→ Work required: For every line in the records below that holds "themes", make a copy.

:: Supplied entries

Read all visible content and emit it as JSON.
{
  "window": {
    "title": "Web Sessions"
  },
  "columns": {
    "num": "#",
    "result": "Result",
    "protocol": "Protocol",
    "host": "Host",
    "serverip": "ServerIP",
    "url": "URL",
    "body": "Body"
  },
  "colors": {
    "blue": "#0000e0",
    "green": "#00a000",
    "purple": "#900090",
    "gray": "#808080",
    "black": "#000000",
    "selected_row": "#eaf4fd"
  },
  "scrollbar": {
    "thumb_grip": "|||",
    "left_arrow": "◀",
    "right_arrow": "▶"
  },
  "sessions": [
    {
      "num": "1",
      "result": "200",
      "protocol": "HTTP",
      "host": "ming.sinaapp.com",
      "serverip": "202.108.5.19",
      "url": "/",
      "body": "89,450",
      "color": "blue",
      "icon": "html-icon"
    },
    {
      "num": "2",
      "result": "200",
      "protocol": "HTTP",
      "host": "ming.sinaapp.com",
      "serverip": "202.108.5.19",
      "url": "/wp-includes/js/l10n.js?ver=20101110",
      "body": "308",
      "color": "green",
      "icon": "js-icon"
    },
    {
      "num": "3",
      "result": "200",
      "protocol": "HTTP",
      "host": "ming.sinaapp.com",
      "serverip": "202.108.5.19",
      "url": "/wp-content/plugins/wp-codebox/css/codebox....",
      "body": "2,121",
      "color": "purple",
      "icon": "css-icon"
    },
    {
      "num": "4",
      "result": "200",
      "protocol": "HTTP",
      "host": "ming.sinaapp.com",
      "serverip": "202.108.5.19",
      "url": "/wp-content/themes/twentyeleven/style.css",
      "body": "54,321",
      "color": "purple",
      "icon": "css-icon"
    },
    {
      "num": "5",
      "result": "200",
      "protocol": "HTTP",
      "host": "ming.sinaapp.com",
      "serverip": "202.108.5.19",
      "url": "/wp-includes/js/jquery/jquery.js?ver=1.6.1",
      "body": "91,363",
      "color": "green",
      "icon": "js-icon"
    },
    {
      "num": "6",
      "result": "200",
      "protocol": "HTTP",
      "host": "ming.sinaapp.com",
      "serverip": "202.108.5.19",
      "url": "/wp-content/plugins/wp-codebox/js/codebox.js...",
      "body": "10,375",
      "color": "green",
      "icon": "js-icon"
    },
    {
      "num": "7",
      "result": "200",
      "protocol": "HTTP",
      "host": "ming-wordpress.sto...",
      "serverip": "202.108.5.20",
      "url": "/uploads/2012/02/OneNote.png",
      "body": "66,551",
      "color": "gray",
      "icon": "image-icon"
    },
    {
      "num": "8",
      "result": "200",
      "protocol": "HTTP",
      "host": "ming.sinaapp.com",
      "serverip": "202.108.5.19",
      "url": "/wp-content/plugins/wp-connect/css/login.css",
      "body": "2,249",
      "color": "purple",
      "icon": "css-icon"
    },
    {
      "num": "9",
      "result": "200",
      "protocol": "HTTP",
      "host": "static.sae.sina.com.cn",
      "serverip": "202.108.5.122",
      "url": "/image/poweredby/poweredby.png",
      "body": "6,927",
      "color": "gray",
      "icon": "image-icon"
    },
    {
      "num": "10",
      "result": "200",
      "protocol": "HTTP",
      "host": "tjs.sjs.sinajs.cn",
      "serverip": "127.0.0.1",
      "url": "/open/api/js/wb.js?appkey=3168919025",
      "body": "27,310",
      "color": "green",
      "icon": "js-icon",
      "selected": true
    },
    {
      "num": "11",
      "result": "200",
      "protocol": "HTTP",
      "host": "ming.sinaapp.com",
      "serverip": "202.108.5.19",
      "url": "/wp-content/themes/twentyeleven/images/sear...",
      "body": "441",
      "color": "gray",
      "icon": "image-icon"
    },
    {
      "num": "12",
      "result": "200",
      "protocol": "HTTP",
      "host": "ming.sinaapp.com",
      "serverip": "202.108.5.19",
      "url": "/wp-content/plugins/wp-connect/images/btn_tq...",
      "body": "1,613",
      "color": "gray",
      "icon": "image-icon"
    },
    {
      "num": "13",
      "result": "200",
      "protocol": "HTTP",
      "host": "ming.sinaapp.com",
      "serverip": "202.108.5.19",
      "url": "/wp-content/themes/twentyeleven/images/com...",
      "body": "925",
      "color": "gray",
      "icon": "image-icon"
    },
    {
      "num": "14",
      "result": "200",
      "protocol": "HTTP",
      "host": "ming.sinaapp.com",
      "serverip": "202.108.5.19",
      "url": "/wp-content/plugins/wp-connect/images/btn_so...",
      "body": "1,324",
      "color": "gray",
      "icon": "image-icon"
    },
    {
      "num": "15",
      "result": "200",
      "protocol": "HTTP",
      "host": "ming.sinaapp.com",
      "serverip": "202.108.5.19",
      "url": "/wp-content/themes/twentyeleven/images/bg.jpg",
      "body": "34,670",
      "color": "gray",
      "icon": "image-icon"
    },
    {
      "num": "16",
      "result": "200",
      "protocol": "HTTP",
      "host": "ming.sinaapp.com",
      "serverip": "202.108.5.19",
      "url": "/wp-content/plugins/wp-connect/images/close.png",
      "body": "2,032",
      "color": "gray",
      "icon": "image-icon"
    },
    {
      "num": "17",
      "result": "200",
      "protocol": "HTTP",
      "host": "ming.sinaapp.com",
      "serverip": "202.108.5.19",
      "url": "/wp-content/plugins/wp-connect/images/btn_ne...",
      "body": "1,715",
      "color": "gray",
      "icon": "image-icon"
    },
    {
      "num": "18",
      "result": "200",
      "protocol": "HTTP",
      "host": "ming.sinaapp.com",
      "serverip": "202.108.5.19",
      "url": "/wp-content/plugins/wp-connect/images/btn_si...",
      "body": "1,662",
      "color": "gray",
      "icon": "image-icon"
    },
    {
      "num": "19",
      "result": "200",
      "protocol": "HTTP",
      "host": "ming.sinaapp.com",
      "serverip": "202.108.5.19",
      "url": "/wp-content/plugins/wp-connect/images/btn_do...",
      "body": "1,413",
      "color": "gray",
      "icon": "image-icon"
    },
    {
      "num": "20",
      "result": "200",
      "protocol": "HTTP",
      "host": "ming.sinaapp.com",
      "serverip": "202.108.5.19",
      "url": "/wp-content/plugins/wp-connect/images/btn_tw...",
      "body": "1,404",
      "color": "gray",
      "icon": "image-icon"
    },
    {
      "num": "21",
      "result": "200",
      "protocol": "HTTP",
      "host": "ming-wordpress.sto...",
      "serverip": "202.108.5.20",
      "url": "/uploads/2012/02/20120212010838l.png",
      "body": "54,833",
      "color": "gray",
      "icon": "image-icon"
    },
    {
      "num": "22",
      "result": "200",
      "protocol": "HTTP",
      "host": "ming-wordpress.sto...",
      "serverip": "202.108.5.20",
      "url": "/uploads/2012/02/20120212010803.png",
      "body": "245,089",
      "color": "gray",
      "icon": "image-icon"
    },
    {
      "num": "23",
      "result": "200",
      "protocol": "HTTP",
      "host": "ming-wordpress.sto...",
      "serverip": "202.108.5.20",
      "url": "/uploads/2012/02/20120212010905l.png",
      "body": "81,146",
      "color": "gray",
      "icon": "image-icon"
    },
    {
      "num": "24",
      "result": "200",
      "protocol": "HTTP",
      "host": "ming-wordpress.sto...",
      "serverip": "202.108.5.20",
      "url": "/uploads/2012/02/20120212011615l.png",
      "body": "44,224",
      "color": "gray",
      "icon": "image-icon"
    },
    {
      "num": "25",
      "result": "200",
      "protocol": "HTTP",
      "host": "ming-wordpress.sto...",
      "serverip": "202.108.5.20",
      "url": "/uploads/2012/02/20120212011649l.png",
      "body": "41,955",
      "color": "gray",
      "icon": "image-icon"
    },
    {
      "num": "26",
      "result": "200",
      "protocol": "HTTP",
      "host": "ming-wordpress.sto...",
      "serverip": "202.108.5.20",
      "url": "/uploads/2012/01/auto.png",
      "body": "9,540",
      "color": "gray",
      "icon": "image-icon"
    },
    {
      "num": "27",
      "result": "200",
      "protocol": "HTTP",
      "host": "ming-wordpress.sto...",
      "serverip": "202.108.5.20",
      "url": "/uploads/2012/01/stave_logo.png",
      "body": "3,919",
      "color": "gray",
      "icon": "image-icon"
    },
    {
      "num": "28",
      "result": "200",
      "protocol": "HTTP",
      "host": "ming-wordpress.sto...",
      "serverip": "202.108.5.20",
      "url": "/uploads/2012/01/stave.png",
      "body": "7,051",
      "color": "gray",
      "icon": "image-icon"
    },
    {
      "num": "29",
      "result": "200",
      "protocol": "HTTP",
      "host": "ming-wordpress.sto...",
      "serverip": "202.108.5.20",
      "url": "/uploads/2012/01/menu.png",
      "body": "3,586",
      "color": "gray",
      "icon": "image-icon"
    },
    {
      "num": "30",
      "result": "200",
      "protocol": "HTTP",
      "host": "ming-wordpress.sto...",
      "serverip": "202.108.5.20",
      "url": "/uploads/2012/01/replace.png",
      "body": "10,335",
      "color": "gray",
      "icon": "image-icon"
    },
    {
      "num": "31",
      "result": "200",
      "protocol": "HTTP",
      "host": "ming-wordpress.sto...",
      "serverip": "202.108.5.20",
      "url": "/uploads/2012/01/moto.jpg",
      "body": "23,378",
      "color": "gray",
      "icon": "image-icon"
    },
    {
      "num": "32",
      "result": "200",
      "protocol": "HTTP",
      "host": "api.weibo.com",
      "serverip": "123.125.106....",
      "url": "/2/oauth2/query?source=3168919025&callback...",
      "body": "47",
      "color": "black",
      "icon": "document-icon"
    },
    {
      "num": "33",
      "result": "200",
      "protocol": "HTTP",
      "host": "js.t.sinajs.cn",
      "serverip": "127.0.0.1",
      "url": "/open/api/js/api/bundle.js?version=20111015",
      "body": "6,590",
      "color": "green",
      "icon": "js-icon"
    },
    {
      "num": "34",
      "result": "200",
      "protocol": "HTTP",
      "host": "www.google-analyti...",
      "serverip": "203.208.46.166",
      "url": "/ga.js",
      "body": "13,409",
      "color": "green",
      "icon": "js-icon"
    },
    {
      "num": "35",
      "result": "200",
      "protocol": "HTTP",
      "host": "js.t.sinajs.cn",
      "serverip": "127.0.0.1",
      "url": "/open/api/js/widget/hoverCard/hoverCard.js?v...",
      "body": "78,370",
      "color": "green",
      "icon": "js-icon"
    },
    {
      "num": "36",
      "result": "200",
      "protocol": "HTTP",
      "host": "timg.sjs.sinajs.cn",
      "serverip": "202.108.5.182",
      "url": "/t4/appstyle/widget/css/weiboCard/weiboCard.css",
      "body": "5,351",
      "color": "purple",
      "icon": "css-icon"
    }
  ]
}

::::

→ Written reply:
      "url": "/wp-content/themes/twentyeleven/style.css",
      "url": "/wp-content/themes/twentyeleven/images/sear...",
      "url": "/wp-content/themes/twentyeleven/images/com...",
      "url": "/wp-content/themes/twentyeleven/images/bg.jpg",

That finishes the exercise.